Bridging The Confidence Gap

The Enterprise Director at Vodafone UK, feels passionate that it is not only about the need to encourage more girls into IT/STEM, but to help boost their confidence that their skill sets do match the skills needed for STEM. I think this is very important.

It is as much about smashing the STEM stereotype, as it is the glass ceiling.

There are many organisations like CodeFirst: Girls and Stemettes aiming to do this, but what can you?

Take a look πŸ™‚

https://www.computing.co.uk/ctg/opinion/3031171/to-see-more-girls-in-stem-we-must-boost-their-confidence-not-interest

Aside

An Opinion On Why There Still Isn’t Equality In STEM

It is hard to feel optimistic that equality in STEM is going to improve when reading this ladies’ thoughts on how she has seen the industry not develop in this way over the past 25 years, but did develop in becoming a “24/7 work culture” which she surmises is linked.

There is hope that with each women who does become a part of STEM, that they take the time and resources they have to inspire at least one other, in the hope it will cascade to others.

Take a look πŸ™‚

https://www.timeshighereducation.com/opinion/progress-women-stem-starting-unravel

Link

STEM becoming STEAM

A growing debate is regarding the placing of ‘A’ into STEM, standing for Art.

Many people are asking whether Art belongs…

As I have said in other posts, there is a definite need for aligning job roles and careers to creative interests. The example I often use is how Art skills is desired for UX Designers, and likewise for many other subjects that can feed into STEM subjects.

All industries are crying out for more STEM trained professionals, and the primary route for this is to be a STEM graduate. But it is just as important to have soft skills, the way to learn those are through creative and practical ways.

Whatever letters do or do not get added, the bottom line is that there are careers in all sectors that need both STEM training and creative skills. So don’t ever feel that you aren’t “clever” enough etc to be in an IT or engineering job, because there is a place for all skills.

Take a look at a few articles on the debate:

https://www.edweek.org/tm/articles/2014/11/18/ctq-jolly-stem-vs-steam.html

http://www.statepress.com/article/2018/03/spartcult-the-team-for-steam

https://www.computerweekly.com/news/252439491/Oracle-MBX-Oracle-uses-interns-and-grads-to-encourage-others-into-Stem

Link

12%

That is the percentage of female engineering and technology undergraduates in the UK.

This needs to change, and it is good to see it reported that the government is trying to push initiatives alongside industry leaders for a goal of equalism in these sectors. But, I think it would also be good to see the universities’ and colleges taking a more proactive approach to recruit, spark an interest and inspire women to do these degrees. Not just to boast the stats, but because this is what is needed.
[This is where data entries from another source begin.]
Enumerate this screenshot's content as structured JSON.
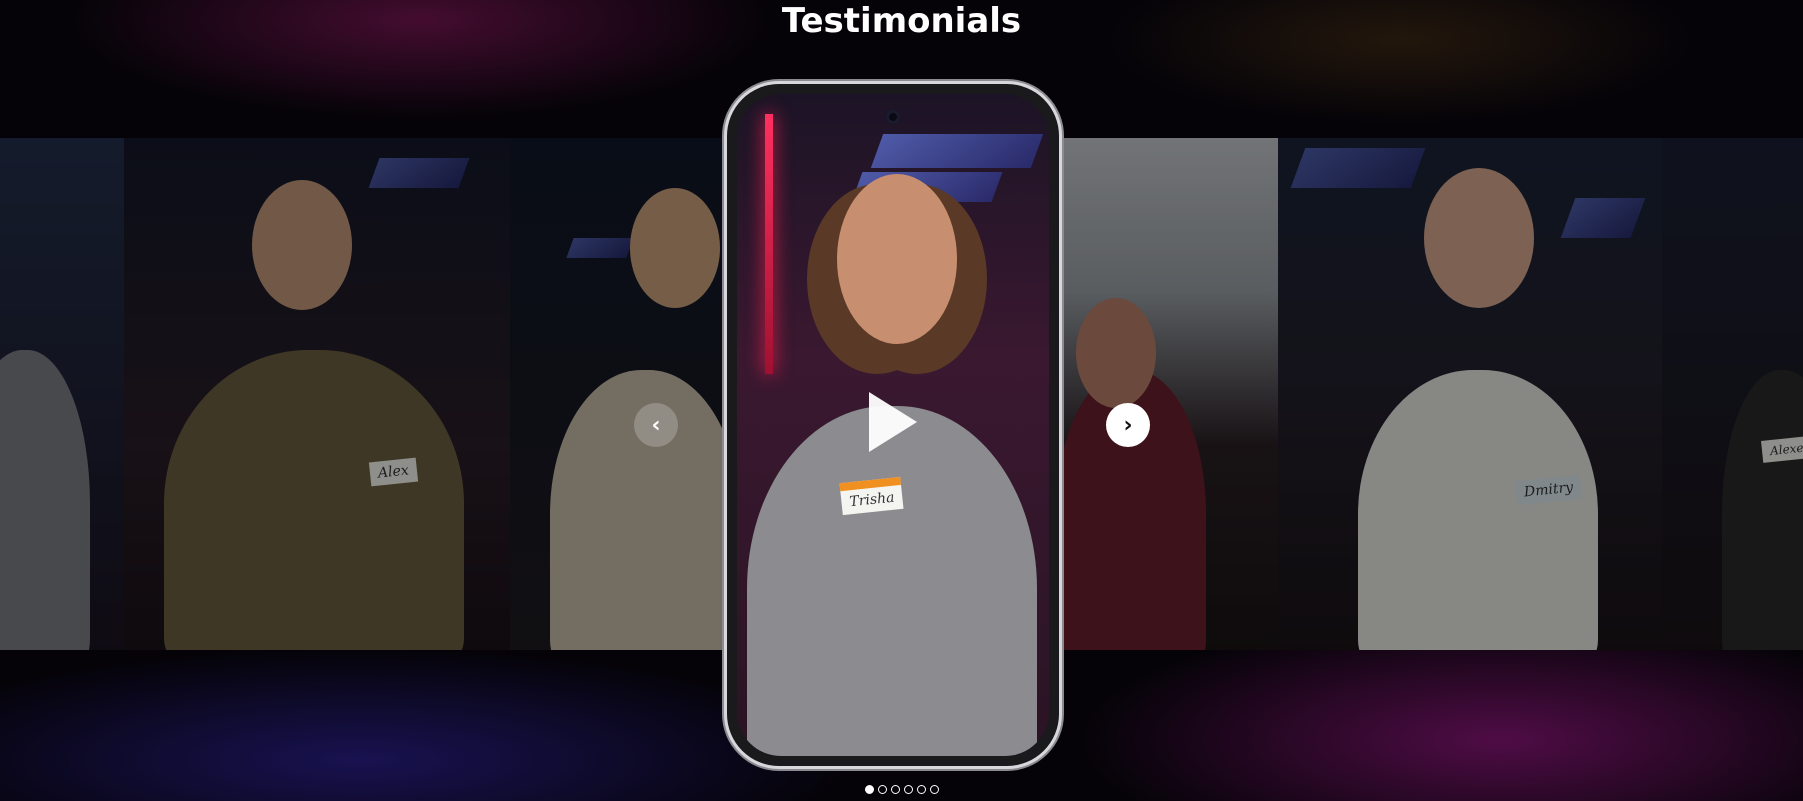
{
  "section": {
    "title": "Testimonials"
  },
  "slides": [
    {
      "name_tag": ""
    },
    {
      "name_tag": "Alex"
    },
    {
      "name_tag": ""
    },
    {
      "name_tag": "Trisha"
    },
    {
      "name_tag": ""
    },
    {
      "name_tag": "Dmitry"
    },
    {
      "name_tag": "Alexey"
    }
  ],
  "carousel": {
    "prev_icon": "chevron-left-icon",
    "next_icon": "chevron-right-icon",
    "play_icon": "play-icon",
    "prev_glyph": "‹",
    "next_glyph": "›",
    "dot_count": 6,
    "active_dot": 0
  },
  "colors": {
    "accent_neon": "#ff3060",
    "background": "#050308"
  }
}
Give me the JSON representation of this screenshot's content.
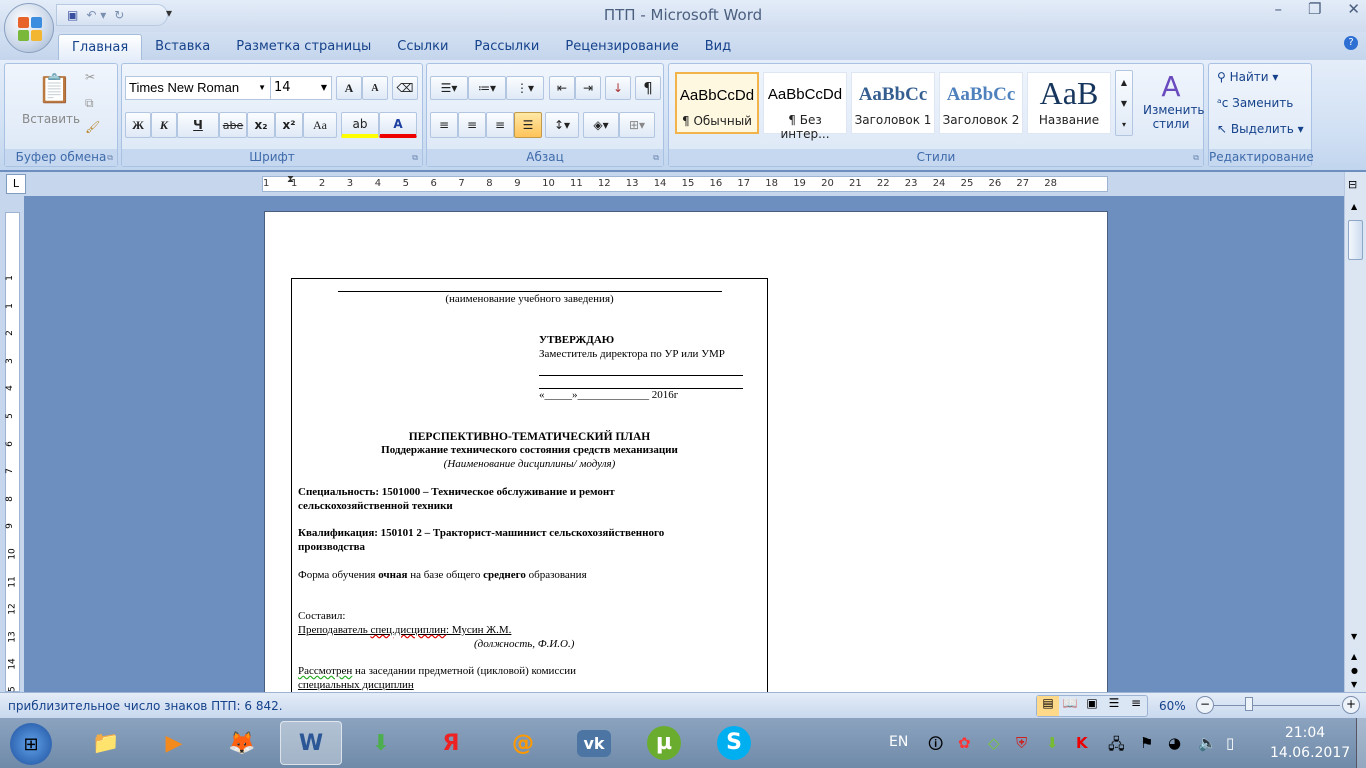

I also think it is interesting that the article says “The challenge the modern woman has in the workforce is the expectation to do and be EVERYTHING.”, this could be why women don’t want to have that pressure whilst also trying to be heard in a male dominated industry, such as technology. I think there is an expectation to an extent as there are certainly more complications when wanting to advance your career and wanting a family, but it is important to remember this depends on the individuals involved.

Take a look at the full article:

http://www.womeninstem.co.uk/women-in-tech/government-initiatives-push-to-get-women-in-stem

Status

πŸ“Ί

I was watching The Graham Norton Show last night (which I love!) and my boyfriend pointed out that you only ever really see actors, comedians, musicians and TV personalities on shows, rarely an artist. On chat shows in particular you never normally see somebody high up in business or an influential person in a different vocation than those of the celebrities we do see…

Don’t get me wrong, I love these shows and they are highly talented people and deserve to be there.

But, maybe it’s time to start to highlight other talents and vocations?